The first few miles were very scenic. We soon hit the first of the nineteen double locks and it, like the majority we were to do today, was set against us with both the bottom gates open. By the time we stopped for lunch eleven locks later we were getting really riled and muttering about lazy people. As we finished our rushed meal we were joined by a boat we had passed right back at the beginning of the day: they said we were just 30 minutes too early for them. (We probably would have waited if we had known). We grumbled to them about the open gates and they said that they had found the same thing so obviously gates swing open on this stretch. But that didn’t excuse the several paddles left up and, more seriously, the several paddles partly up which meant that we had to be particularly vigilant.

Things got easier as we passed through Kilby Lock when we passed a very smart Dutch barge style narrowboat (last met on the Oxford in 2009). From then on the locks were in our favour, and the gates had often swung open! Not so bad when it makes our life easier!

Today we did 11.19 Miles and 19 Locks

Statistics so far:-

2266.00 Miles, 1327 Locks, 128 Swing Bridges, 82 Lift Bridges, 39 Tunnels


Near Smeeton Westerby

March 22, 2011

We are moored in a very attractive but very noisy place tonight: next to a field of young lambs and their equally noisy mums. It’s in an area of Special Scientific Interest and there are notices asking that boats travel slowly enough not to create breaking waves against the bank, stick to the centre of the channel and take care where they moor.

It was a late start today because this morning we went into the Market Harborough town centre to do some shopping. It’s a town with a prosperous look; there are few empty shops and many up market clothing stores, gift shops and housewares stores. We were looking for a salad spinner and potato peeler and went into two very smart kitchen ware shops but decided that we might be better to wait till we got to Leicester. What we saw seemed expensive and more for appearance than functionality. As a last resort we went into the Frank Gilbert housewares store. There was a vast array of wicker ware outside, baskets, pet beds, log baskets and so on. The sort of thing that makes me yearn to go mad and take home all sorts of baskets even if I have no use for them. We spotted a good selection of Le Creuset cookware in the window at better than normal prices so thought it was worth going in. It was a very little shop and crammed full of everything you could ever want in the kitchen, so crammed that I was terrified I would destroy huge amounts of crockery with the back pack full of groceries I was wearing. It was the sort of place where you asked for what you wanted and would be given plenty of help and advice. A suitable salad spinner was plucked from the very top shelf by a very long-armed member of staff and there was a large choice of nice old fashioned and usable potato peelers.

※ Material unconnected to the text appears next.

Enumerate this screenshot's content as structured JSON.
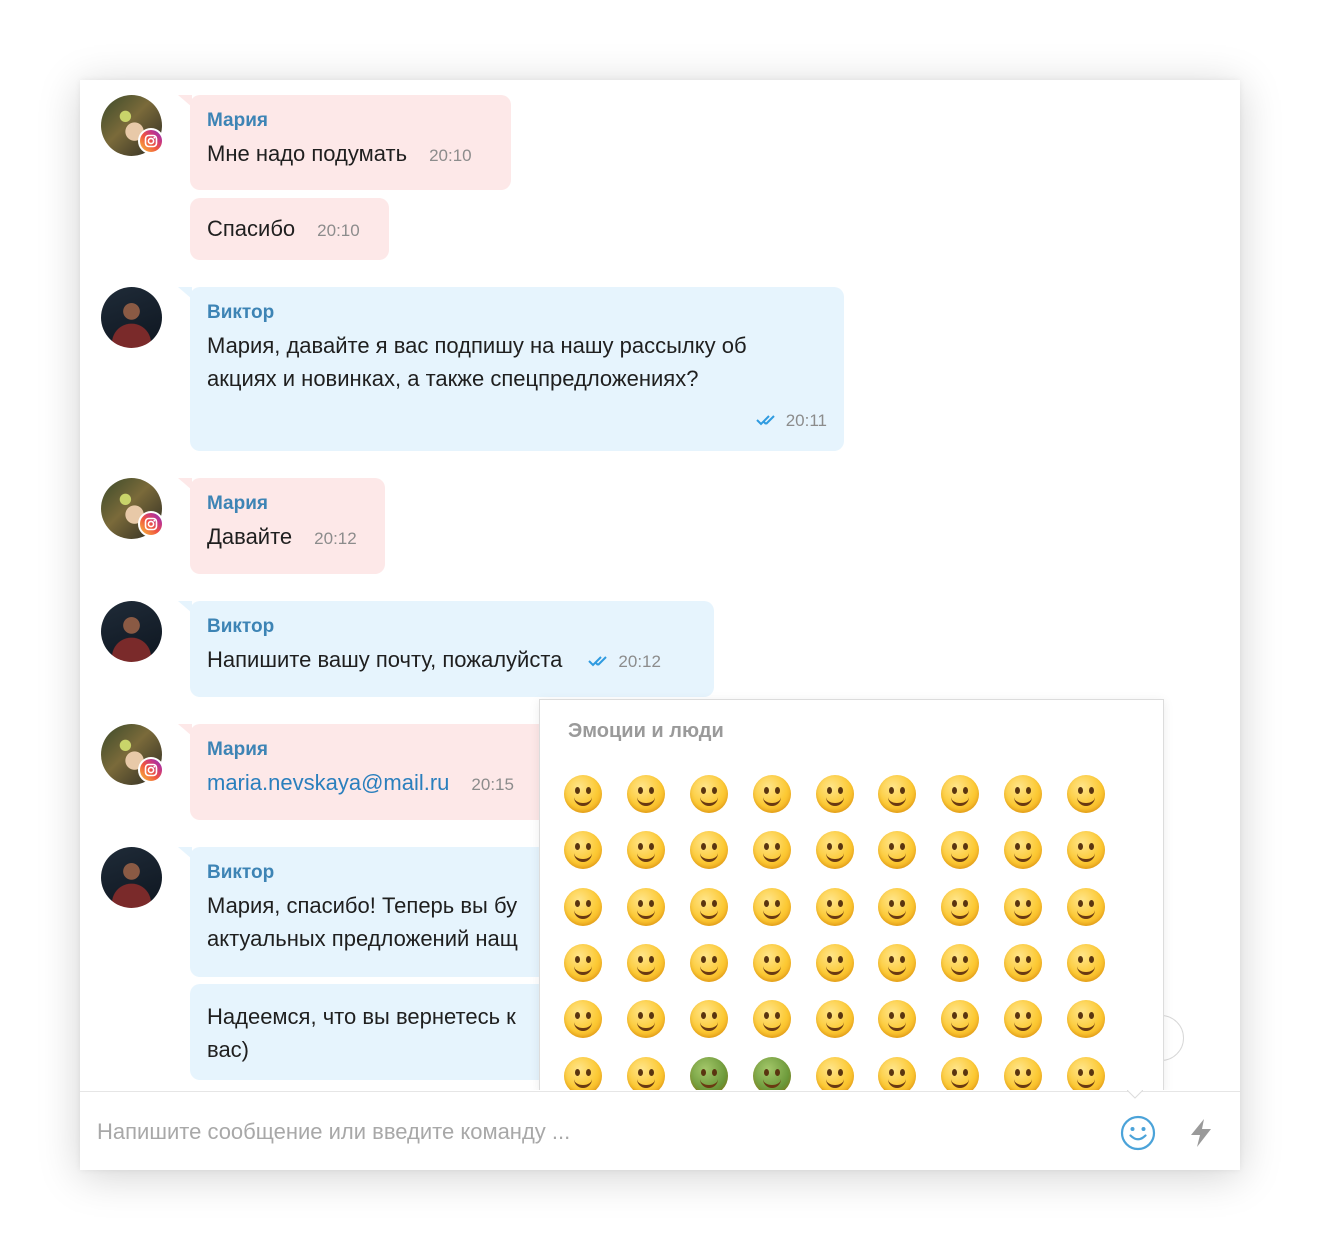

One piece of shopping that wasn’t as successful was the green grocery. I had decided that it was better in principle to get the veges at the greengrocer on my way back to the boat rather than at Sainsburys. I regretted it when I saw the rather poor choice and quality but it was too far to go back to the supermarket.

After lunch we set off back down the Market Harborough Arm in bright and warm sunshine. It was t shirt weather, 16 degrees. It felt very strange and undressed to be out without thermals or jacket. Tomorrow is to be even warmer, and then it’s back to normal March weather at the weekend. No rain predicted luckily as we are heading to the River Soar.

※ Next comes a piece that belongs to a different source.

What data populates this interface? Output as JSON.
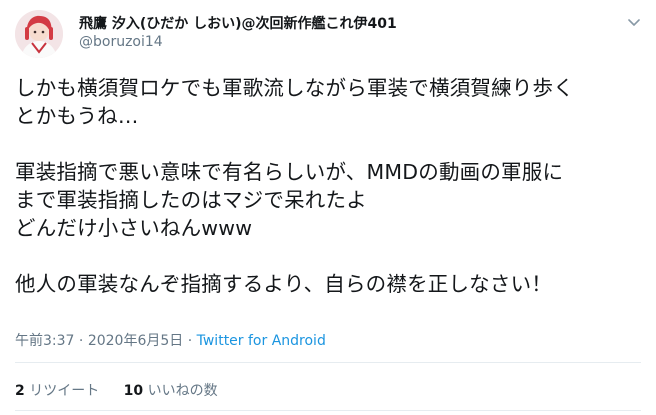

We would prefer to be in Leicester a couple of days before the weekend so Alan has suggested we leave early tomorrow and do a ten hour day. Hah! Can’t see that happening!

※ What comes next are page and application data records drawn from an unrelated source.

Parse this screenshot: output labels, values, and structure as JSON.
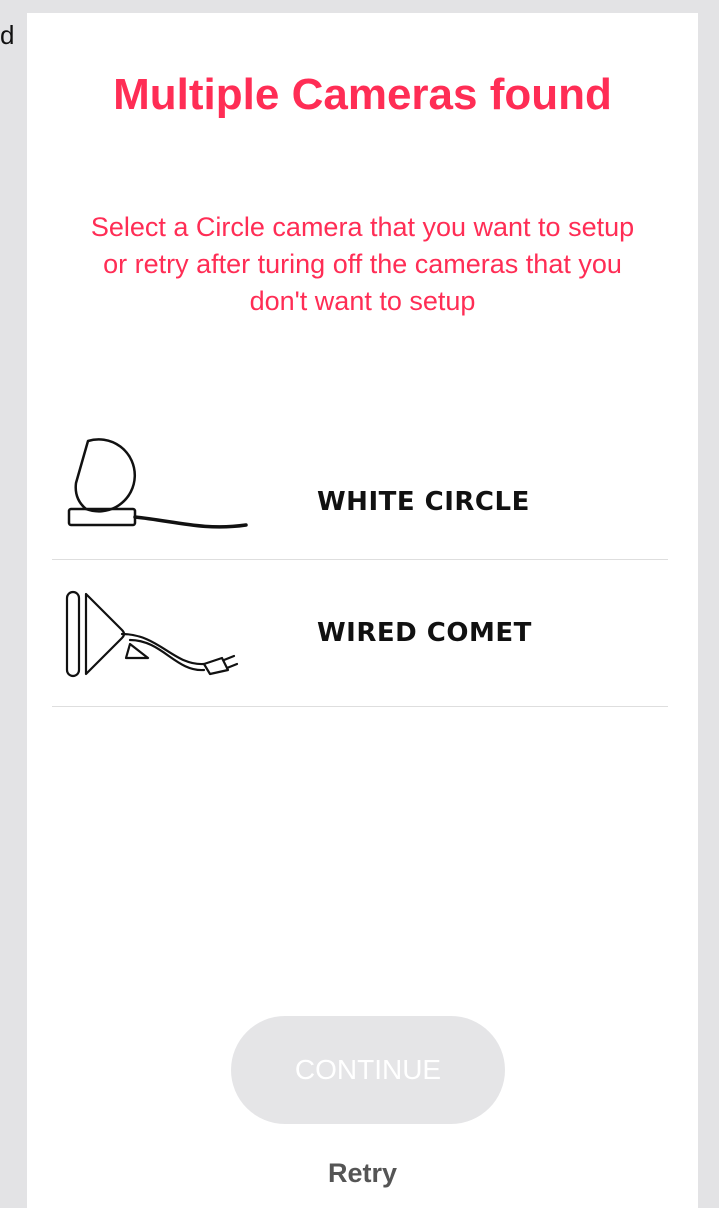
{
  "background_fragment": "d",
  "header": {
    "title": "Multiple Cameras found",
    "subtitle": "Select a Circle camera that you want to setup or retry after turing off the cameras that you don't want to setup"
  },
  "cameras": [
    {
      "label": "WHITE CIRCLE",
      "icon": "white-circle-camera-icon"
    },
    {
      "label": "WIRED COMET",
      "icon": "wired-comet-camera-icon"
    }
  ],
  "actions": {
    "continue_label": "CONTINUE",
    "retry_label": "Retry"
  },
  "colors": {
    "accent": "#ff2d55",
    "button_disabled": "#e5e5e7",
    "background": "#e3e3e5"
  }
}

Union Wharf – a Basin of hire boats waiting to go out.

17th Century Grammar School

Going towards Market Harborough

Today we did 8.24 Miles and 2 Swing Bridgesl

Statistics so far:-

2254.81 Miles, 1308 Locks, 128 Swing Bridges, 82 Lift Bridges, 39 Tunnels